Redesigning a news site is simple — that is, until you add in the content, ads, in-house promotions, comments, departmental politics, and performance issues.
It’s an uncluttered, iPad-inspired look (a lot like the Times’ newish Opinion Pages). Headlines and body text are set in Cheltenham, the Times’ serif of choice since 2003, instead of plain-vanilla Georgia.
Donohoe tells me he is not trying to Fix The New York Times; he’s scratching a longtime itch. While at the Times, there were parts of the site that pleased no one, he says, but never got fixed. “For example, that left navigation on the homepage. People generally know that as an eyesore. People don’t actually click on it. People don’t use it,” he told me. “They recognize that there’s a problem, but they can’t figure out what the solution is — or they can’t find a consensus on a solution that would work.”
It’s a problem for any large news site, not unique to the Times: how to reinvent a complex, heavily trafficked news environment while keeping the whole thing running smoothly. Donohoe said he built his design for the user he knows best: himself. “There are things that I got rid of or things I didn’t like” — Today’s Paper, for example, or the Video vertical. (“People don’t click on that, either,” he added. “I can’t recall a specific internal report that said it, but you could kind of hear people talking about it in the background.”)
He also cut out a lot of the ads, which is the most common bit of criticism he receives about Ochs. On the NYTimes.com homepage today, I count 12 display ads, seven of them in-house ads. On Donohoe’s version of the same page, I count one.
The ads are absent for technical reasons, he said, because he’s trying to figure out how to preserve them without breaking his layout. Eventually, “my goal is to restore as many ads possible.”
While he’s at it, though, Donohoe is thinking out loud about improving the ad experience. He is resurrecting some ideas from the very early Times redesign days, back in 2005, the no-such-thing-is-a-bad-idea days. One idea is what he calls “progressive advertising” (or perhaps regressive advertising), wherein a user sees fewer and fewer ads the longer he navigates the site. And then there’s the idea of hiding ads for paying subscribers, which the Times rejected early on.
“There are definitely people who thought, ‘Well, I paid for the Times, I shouldn’t see adverts.’ I’m in that camp, personally,” Donohoe said. Then again: “You could argue that people are willing to pay for the Times, so they are a more and more valuable audience for the Times” (and its advertisers).
The user base for Ochs is small — 240 a week, according to the Chrome store, a fraction of a fraction of one percent of the Times’ audience. “If this had 100,000 users tomorrow, I’d say, ‘Well that’s crazy,’ and that would be affecting The New York Times’ bottom line.” And from the Times itself — or, at any rate, Donohoe’s former colleagues at the Times — he’s received only positive feedback, Donohoe said, save for a little concern that it’s an attempt to skirt the paywall. (It’s not.)

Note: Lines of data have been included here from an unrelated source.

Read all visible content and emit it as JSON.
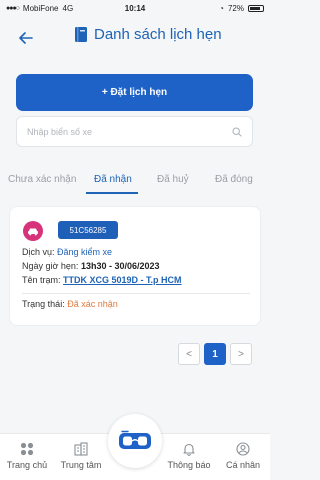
{
  "status_bar": {
    "carrier": "MobiFone",
    "network": "4G",
    "time": "10:14",
    "battery": "72%"
  },
  "header": {
    "title": "Danh sách lịch hẹn"
  },
  "actions": {
    "book_label": "+ Đặt lịch hẹn"
  },
  "search": {
    "placeholder": "Nhập biển số xe"
  },
  "tabs": [
    {
      "label": "Chưa xác nhận"
    },
    {
      "label": "Đã nhận"
    },
    {
      "label": "Đã huỷ"
    },
    {
      "label": "Đã đóng"
    }
  ],
  "appointment": {
    "plate": "51C56285",
    "service_label": "Dịch vụ:",
    "service_value": "Đăng kiểm xe",
    "date_label": "Ngày giờ hẹn:",
    "date_value": "13h30 - 30/06/2023",
    "station_label": "Tên trạm:",
    "station_value": "TTDK XCG 5019D - T.p HCM",
    "status_label": "Trạng thái:",
    "status_value": "Đã xác nhận"
  },
  "pagination": {
    "prev": "<",
    "current": "1",
    "next": ">"
  },
  "bottom_nav": [
    {
      "label": "Trang chủ",
      "icon": "grid-icon"
    },
    {
      "label": "Trung tâm",
      "icon": "building-icon"
    },
    {
      "label": "Thông báo",
      "icon": "bell-icon"
    },
    {
      "label": "Cá nhân",
      "icon": "user-icon"
    }
  ],
  "colors": {
    "primary": "#1e62c8",
    "accent_pink": "#d6337a",
    "status_orange": "#e07a3f"
  }
}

“Not to sound selfish, but I’m kind of doing it for myself,” Donohoe said. “I just use this as a mental exercise when I need a break from my other work. It’s…a work in progress. I’ll spend an hour on a Thursday night just padding pixels.” Ochs is a labor of love, he stresses, not an attempt to “initiate reform.”
See the current NYTimes.com home page and the Ochs version below: